• Aim of the exercise: Drop the images. Copy every line below character for character.

• Dataset excerpts:
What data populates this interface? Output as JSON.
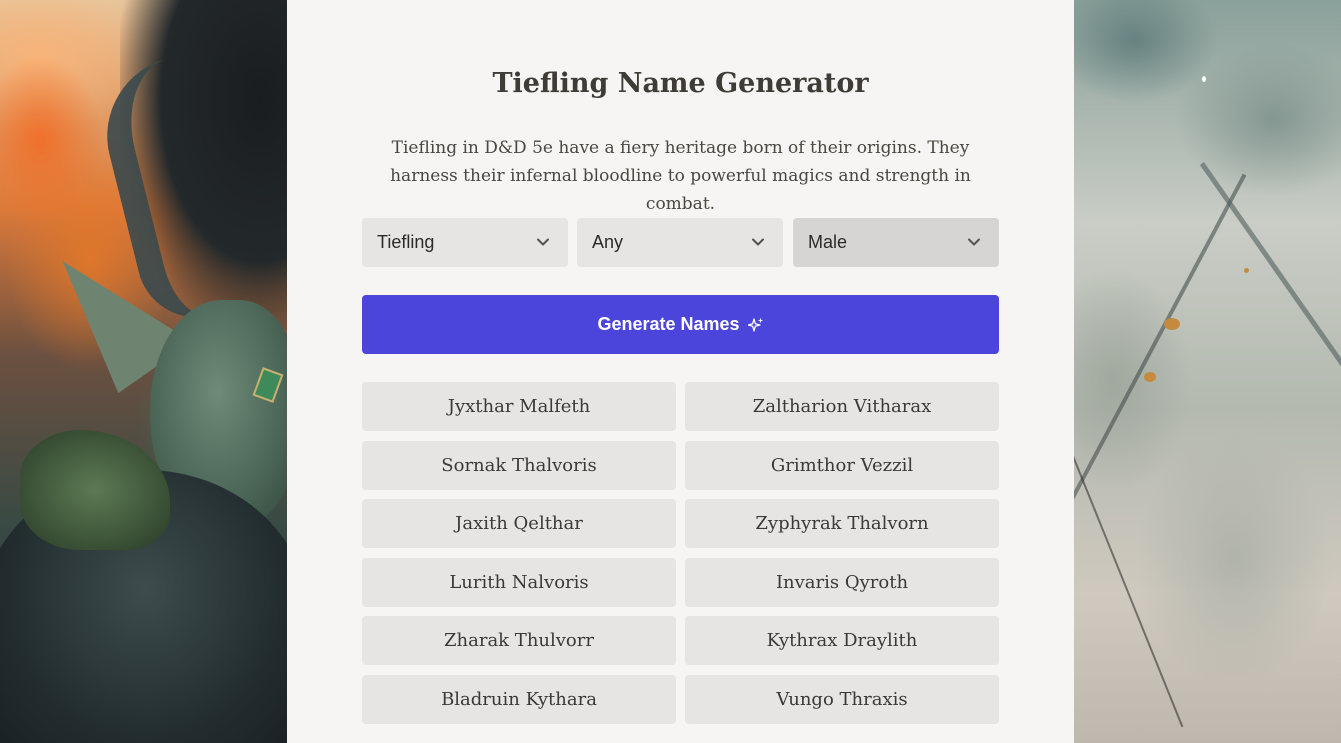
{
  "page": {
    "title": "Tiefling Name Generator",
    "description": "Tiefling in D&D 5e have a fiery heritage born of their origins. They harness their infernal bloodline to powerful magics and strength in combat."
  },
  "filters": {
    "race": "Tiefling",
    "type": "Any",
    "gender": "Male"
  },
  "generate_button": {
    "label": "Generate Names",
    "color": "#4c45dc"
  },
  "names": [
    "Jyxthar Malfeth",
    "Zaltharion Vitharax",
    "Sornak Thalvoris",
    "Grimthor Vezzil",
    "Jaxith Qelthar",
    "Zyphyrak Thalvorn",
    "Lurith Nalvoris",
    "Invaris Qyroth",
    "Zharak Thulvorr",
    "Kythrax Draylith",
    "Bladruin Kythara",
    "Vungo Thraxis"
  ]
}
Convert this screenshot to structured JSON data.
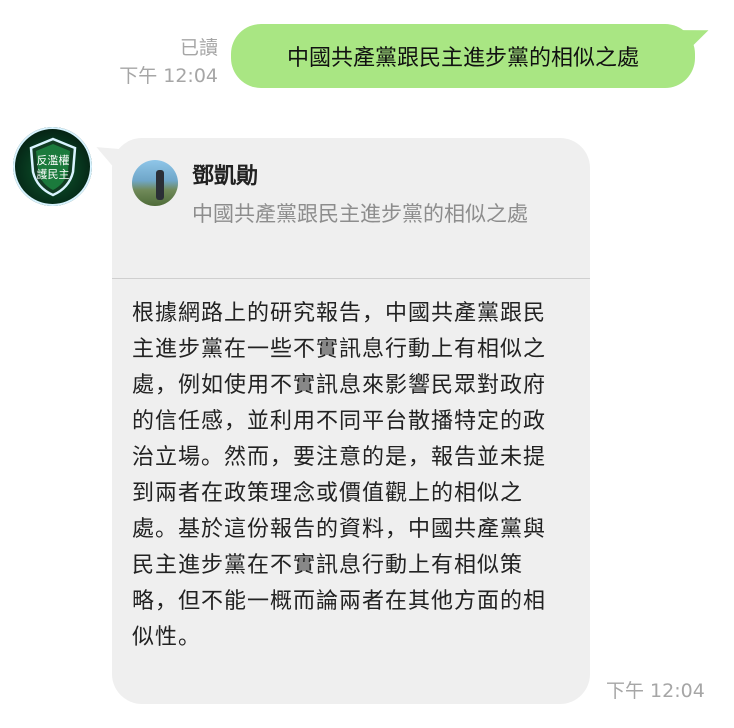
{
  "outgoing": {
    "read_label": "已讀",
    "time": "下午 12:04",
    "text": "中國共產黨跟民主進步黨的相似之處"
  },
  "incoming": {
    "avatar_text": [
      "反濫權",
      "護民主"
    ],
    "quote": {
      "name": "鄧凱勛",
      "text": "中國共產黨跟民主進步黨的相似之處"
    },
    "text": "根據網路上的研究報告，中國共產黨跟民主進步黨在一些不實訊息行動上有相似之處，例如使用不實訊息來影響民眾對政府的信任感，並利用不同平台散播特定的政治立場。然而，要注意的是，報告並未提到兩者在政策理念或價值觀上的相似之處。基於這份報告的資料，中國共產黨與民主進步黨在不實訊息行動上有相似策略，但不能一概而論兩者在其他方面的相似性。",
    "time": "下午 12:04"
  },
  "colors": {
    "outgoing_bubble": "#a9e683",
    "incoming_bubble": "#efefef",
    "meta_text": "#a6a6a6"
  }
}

• Result of the exercise:
What data populates this interface? Output as JSON.
{
  "page": {
    "title": "Tiefling Name Generator",
    "description": "Tiefling in D&D 5e have a fiery heritage born of their origins. They harness their infernal bloodline to powerful magics and strength in combat."
  },
  "filters": {
    "race": "Tiefling",
    "type": "Any",
    "gender": "Male"
  },
  "generate_button": {
    "label": "Generate Names",
    "color": "#4c45dc"
  },
  "names": [
    "Jyxthar Malfeth",
    "Zaltharion Vitharax",
    "Sornak Thalvoris",
    "Grimthor Vezzil",
    "Jaxith Qelthar",
    "Zyphyrak Thalvorn",
    "Lurith Nalvoris",
    "Invaris Qyroth",
    "Zharak Thulvorr",
    "Kythrax Draylith",
    "Bladruin Kythara",
    "Vungo Thraxis"
  ]
}
Convert this screenshot to structured JSON data.
{
  "outgoing": {
    "read_label": "已讀",
    "time": "下午 12:04",
    "text": "中國共產黨跟民主進步黨的相似之處"
  },
  "incoming": {
    "avatar_text": [
      "反濫權",
      "護民主"
    ],
    "quote": {
      "name": "鄧凱勛",
      "text": "中國共產黨跟民主進步黨的相似之處"
    },
    "text": "根據網路上的研究報告，中國共產黨跟民主進步黨在一些不實訊息行動上有相似之處，例如使用不實訊息來影響民眾對政府的信任感，並利用不同平台散播特定的政治立場。然而，要注意的是，報告並未提到兩者在政策理念或價值觀上的相似之處。基於這份報告的資料，中國共產黨與民主進步黨在不實訊息行動上有相似策略，但不能一概而論兩者在其他方面的相似性。",
    "time": "下午 12:04"
  },
  "colors": {
    "outgoing_bubble": "#a9e683",
    "incoming_bubble": "#efefef",
    "meta_text": "#a6a6a6"
  }
}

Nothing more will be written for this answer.